George Walford: Colonial Ideology
Systematic ideology provides an explanation for the worsening conditions in so many former colonies since the empires withdrew. The high degree of freedom of action in economic affairs favoured by the ideology of Principle and Domination tends to produce (along with other, more desirable consequences), exploitation of the many by the more fortunate, enterprising or avaricious few. When operating largely free of restraint by any more developed ideology it produced chattel slavery in the archaic civilizations and, in western Europe in the early 19th Century, the conditions described in Engels’ Condition of the Working Class. Further ideological development brought changes. From about the mid-19th Century onwards, the same ideological advances that led to the mechanisation of industry produced also increasing social influence for the ideology of precision. This advocates greater restraints upon freedom of economic action, and its growing power brought a multiplicity of individual measures – factory acts, unemployment insurance, medical insurance, workmen’s compensation acts and the like – to improve the conditions of those less successful in the competition. In 1867, in the Preface to the first German edition of Capital, Marx was already praising the competence, freedom from partisanship and respect of persons (what we can perhaps call the professional precision) of the English factory-inspectors, medical reporters on public health and commissioners of inquiry into the exploitation of women and children, into housing and food. This ethos came to be extended to the colonies, but as an exotic importation rather than a native growth. When the empires withdrew it went with them, the colonies reverting to a condition governed by the less advanced condition of their indigenous ideological structure, in which the ideology of precision has not yet attained effective strength. In these newly-independent lands the ideology of principle and domination now reigns almost unchecked, producing a level of exploitation and oppression no longer found in the more advanced states. In the words of Archbishop Tutu: “Africa is bleeding. The awful truth is that there has often been far greater personal freedom in the much-maligned colonial days than now.” 
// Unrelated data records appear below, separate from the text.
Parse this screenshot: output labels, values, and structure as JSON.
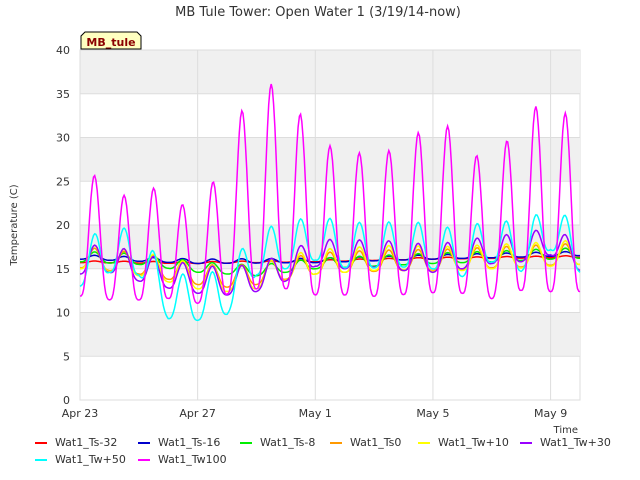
{
  "chart_data": {
    "type": "line",
    "title": "MB Tule Tower: Open Water 1 (3/19/14-now)",
    "badge": "MB_tule",
    "ylabel": "Temperature (C)",
    "xlabel": "Time",
    "ylim": [
      0,
      40
    ],
    "yticks": [
      0,
      5,
      10,
      15,
      20,
      25,
      30,
      35,
      40
    ],
    "xlim": [
      "2014-04-23",
      "2014-05-10"
    ],
    "xticks": [
      {
        "date": "2014-04-23",
        "label": "Apr 23"
      },
      {
        "date": "2014-04-27",
        "label": "Apr 27"
      },
      {
        "date": "2014-05-01",
        "label": "May 1"
      },
      {
        "date": "2014-05-05",
        "label": "May 5"
      },
      {
        "date": "2014-05-09",
        "label": "May 9"
      }
    ],
    "grid": true,
    "legend_position": "bottom",
    "series": [
      {
        "name": "Wat1_Ts-32",
        "color": "#ff0000",
        "x": [
          "2014-04-23",
          "2014-04-27",
          "2014-05-01",
          "2014-05-05",
          "2014-05-10"
        ],
        "y": [
          15.9,
          15.8,
          16.0,
          16.3,
          16.5
        ]
      },
      {
        "name": "Wat1_Ts-16",
        "color": "#0000cc",
        "x": [
          "2014-04-23",
          "2014-04-27",
          "2014-05-01",
          "2014-05-05",
          "2014-05-10"
        ],
        "y": [
          16.6,
          16.1,
          16.2,
          16.6,
          17.0
        ]
      },
      {
        "name": "Wat1_Ts-8",
        "color": "#00ee00",
        "x": [
          "2014-04-23",
          "2014-04-25",
          "2014-04-27",
          "2014-04-29",
          "2014-05-01",
          "2014-05-03",
          "2014-05-05",
          "2014-05-07",
          "2014-05-09",
          "2014-05-10"
        ],
        "y": [
          17.0,
          16.7,
          15.8,
          15.4,
          16.2,
          16.5,
          16.8,
          17.0,
          17.3,
          17.4
        ]
      },
      {
        "name": "Wat1_Ts0",
        "color": "#ff9900",
        "x": [
          "2014-04-23",
          "2014-04-24",
          "2014-04-25",
          "2014-04-26",
          "2014-04-27",
          "2014-04-28",
          "2014-04-29",
          "2014-04-30",
          "2014-05-01",
          "2014-05-02",
          "2014-05-03",
          "2014-05-04",
          "2014-05-05",
          "2014-05-06",
          "2014-05-07",
          "2014-05-08",
          "2014-05-09",
          "2014-05-10"
        ],
        "y": [
          17.5,
          17.2,
          16.8,
          16.2,
          15.6,
          15.3,
          15.6,
          16.2,
          16.8,
          17.0,
          17.1,
          17.2,
          17.2,
          17.3,
          17.5,
          17.6,
          17.8,
          17.9
        ]
      },
      {
        "name": "Wat1_Tw+10",
        "color": "#ffff00",
        "x": [
          "2014-04-23",
          "2014-04-24",
          "2014-04-25",
          "2014-04-26",
          "2014-04-27",
          "2014-04-28",
          "2014-04-29",
          "2014-04-30",
          "2014-05-01",
          "2014-05-02",
          "2014-05-03",
          "2014-05-04",
          "2014-05-05",
          "2014-05-06",
          "2014-05-07",
          "2014-05-08",
          "2014-05-09",
          "2014-05-10"
        ],
        "y": [
          17.8,
          17.5,
          17.0,
          16.3,
          15.5,
          15.2,
          15.5,
          16.5,
          17.2,
          17.4,
          17.6,
          17.7,
          17.5,
          17.6,
          17.8,
          17.9,
          18.1,
          18.3
        ]
      },
      {
        "name": "Wat1_Tw+30",
        "color": "#9900ff",
        "x": [
          "2014-04-23",
          "2014-04-24",
          "2014-04-25",
          "2014-04-26",
          "2014-04-27",
          "2014-04-28",
          "2014-04-29",
          "2014-04-30",
          "2014-05-01",
          "2014-05-02",
          "2014-05-03",
          "2014-05-04",
          "2014-05-05",
          "2014-05-06",
          "2014-05-07",
          "2014-05-08",
          "2014-05-09",
          "2014-05-10"
        ],
        "y": [
          17.6,
          17.8,
          16.8,
          16.0,
          15.4,
          15.2,
          15.6,
          16.8,
          18.5,
          18.2,
          18.4,
          18.0,
          17.8,
          18.2,
          18.8,
          19.0,
          19.8,
          18.0
        ]
      },
      {
        "name": "Wat1_Tw+50",
        "color": "#00ffff",
        "x": [
          "2014-04-23",
          "2014-04-24",
          "2014-04-25",
          "2014-04-26",
          "2014-04-27",
          "2014-04-28",
          "2014-04-29",
          "2014-04-30",
          "2014-05-01",
          "2014-05-02",
          "2014-05-03",
          "2014-05-04",
          "2014-05-05",
          "2014-05-06",
          "2014-05-07",
          "2014-05-08",
          "2014-05-09",
          "2014-05-10"
        ],
        "y": [
          18.2,
          19.8,
          19.5,
          14.5,
          14.3,
          15.0,
          19.5,
          20.2,
          21.2,
          20.3,
          20.3,
          20.4,
          20.2,
          19.3,
          21.0,
          19.9,
          22.4,
          19.8
        ]
      },
      {
        "name": "Wat1_Tw100",
        "color": "#ff00ff",
        "x": [
          "2014-04-23",
          "2014-04-24",
          "2014-04-25",
          "2014-04-26",
          "2014-04-27",
          "2014-04-28",
          "2014-04-29",
          "2014-04-30",
          "2014-05-01",
          "2014-05-02",
          "2014-05-03",
          "2014-05-04",
          "2014-05-05",
          "2014-05-06",
          "2014-05-07",
          "2014-05-08",
          "2014-05-09",
          "2014-05-10"
        ],
        "y": [
          27.8,
          23.5,
          23.3,
          25.1,
          19.5,
          30.1,
          36.0,
          36.2,
          29.1,
          29.0,
          27.5,
          29.5,
          31.6,
          31.0,
          24.8,
          34.3,
          32.8,
          32.8
        ]
      }
    ]
  }
}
In the advanced countries it took many centuries for the ideology of Precision to achieve its present influence, but the former colonies have a brighter prospect; it comes easier the second time.  Quoted in Sunday Times 14 July.
from Ideological Commentary 53, Autumn 1991.